#### Exercise requirements
In the data below, how many lines contain the string "percent"? Give only the figure.

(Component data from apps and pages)
**********

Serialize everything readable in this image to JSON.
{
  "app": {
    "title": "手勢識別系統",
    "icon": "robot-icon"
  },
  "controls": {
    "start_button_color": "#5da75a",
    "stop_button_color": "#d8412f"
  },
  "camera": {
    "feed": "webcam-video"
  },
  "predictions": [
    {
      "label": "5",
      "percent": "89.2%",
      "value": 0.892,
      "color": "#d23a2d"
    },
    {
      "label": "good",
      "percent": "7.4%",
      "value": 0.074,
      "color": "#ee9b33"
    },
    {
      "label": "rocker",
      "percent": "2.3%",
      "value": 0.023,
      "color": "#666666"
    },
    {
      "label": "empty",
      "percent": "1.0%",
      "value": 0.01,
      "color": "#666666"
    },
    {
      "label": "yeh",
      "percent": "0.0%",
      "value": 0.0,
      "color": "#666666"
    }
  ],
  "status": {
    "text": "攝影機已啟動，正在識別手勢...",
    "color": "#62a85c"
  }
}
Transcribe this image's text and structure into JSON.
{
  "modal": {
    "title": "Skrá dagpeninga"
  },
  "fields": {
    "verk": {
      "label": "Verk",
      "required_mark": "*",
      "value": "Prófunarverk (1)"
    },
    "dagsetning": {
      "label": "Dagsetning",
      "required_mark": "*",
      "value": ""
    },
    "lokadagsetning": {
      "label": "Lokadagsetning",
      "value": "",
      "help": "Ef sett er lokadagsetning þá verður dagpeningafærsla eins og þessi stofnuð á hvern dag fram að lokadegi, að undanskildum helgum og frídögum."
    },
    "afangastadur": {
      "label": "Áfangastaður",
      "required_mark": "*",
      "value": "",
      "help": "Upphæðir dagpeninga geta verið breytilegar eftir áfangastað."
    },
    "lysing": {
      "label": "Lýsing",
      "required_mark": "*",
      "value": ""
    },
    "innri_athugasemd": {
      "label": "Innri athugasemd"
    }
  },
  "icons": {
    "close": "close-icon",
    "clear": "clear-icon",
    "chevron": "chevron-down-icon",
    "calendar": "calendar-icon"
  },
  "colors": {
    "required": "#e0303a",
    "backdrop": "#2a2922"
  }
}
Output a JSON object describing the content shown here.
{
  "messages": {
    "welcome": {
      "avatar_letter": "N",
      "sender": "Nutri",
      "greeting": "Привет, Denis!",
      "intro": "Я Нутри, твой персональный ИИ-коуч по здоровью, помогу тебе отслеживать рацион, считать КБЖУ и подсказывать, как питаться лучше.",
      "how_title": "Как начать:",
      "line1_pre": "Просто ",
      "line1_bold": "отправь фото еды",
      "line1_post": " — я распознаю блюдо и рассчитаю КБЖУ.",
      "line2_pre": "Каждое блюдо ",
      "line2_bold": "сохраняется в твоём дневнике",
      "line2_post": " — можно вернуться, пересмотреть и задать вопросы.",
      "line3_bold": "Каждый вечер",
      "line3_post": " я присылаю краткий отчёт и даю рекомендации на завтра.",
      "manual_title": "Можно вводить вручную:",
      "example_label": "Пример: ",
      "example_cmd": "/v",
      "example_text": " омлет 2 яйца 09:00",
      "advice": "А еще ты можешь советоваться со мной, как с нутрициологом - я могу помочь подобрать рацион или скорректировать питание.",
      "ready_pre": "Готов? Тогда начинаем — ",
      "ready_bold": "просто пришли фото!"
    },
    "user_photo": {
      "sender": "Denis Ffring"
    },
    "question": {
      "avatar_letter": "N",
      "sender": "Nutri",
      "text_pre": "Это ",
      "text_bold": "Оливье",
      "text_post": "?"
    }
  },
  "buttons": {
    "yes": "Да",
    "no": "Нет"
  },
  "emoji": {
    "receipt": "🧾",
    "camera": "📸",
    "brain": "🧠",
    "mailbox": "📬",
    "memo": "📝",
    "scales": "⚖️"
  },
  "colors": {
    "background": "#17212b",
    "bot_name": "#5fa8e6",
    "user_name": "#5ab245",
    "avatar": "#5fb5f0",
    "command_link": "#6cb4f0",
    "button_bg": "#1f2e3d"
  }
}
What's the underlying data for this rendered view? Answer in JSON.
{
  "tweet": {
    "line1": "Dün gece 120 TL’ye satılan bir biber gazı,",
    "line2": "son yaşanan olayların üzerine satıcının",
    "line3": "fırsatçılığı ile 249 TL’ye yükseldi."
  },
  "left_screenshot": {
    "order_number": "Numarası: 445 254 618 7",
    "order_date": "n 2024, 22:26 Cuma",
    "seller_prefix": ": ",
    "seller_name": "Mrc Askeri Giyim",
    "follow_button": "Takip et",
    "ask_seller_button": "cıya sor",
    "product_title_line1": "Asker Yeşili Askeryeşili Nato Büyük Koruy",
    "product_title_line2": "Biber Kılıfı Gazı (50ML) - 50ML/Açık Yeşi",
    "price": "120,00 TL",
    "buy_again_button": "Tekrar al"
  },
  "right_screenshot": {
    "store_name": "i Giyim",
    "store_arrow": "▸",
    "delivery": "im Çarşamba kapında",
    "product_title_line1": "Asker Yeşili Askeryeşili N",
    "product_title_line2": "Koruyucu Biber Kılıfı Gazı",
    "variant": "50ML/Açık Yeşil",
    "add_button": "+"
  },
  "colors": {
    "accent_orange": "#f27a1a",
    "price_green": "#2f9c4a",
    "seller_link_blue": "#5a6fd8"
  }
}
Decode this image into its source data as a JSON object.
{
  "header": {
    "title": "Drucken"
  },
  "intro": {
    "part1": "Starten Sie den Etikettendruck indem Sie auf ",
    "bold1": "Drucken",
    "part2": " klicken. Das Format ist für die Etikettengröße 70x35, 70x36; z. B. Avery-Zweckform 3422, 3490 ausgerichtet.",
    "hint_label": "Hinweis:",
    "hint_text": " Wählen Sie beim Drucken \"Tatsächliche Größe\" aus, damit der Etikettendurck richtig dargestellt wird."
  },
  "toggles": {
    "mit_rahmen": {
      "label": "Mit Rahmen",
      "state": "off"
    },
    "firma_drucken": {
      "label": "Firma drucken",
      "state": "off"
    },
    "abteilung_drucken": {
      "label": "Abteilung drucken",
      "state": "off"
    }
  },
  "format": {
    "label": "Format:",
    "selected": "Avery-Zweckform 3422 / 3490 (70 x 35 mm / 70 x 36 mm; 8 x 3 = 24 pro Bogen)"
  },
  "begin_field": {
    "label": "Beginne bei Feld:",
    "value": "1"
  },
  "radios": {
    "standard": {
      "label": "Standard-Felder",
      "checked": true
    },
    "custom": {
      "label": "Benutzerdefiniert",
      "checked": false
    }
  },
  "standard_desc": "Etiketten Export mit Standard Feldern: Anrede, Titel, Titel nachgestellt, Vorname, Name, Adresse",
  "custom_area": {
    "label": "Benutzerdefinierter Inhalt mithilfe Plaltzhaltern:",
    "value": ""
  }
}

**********

#### Finished task
5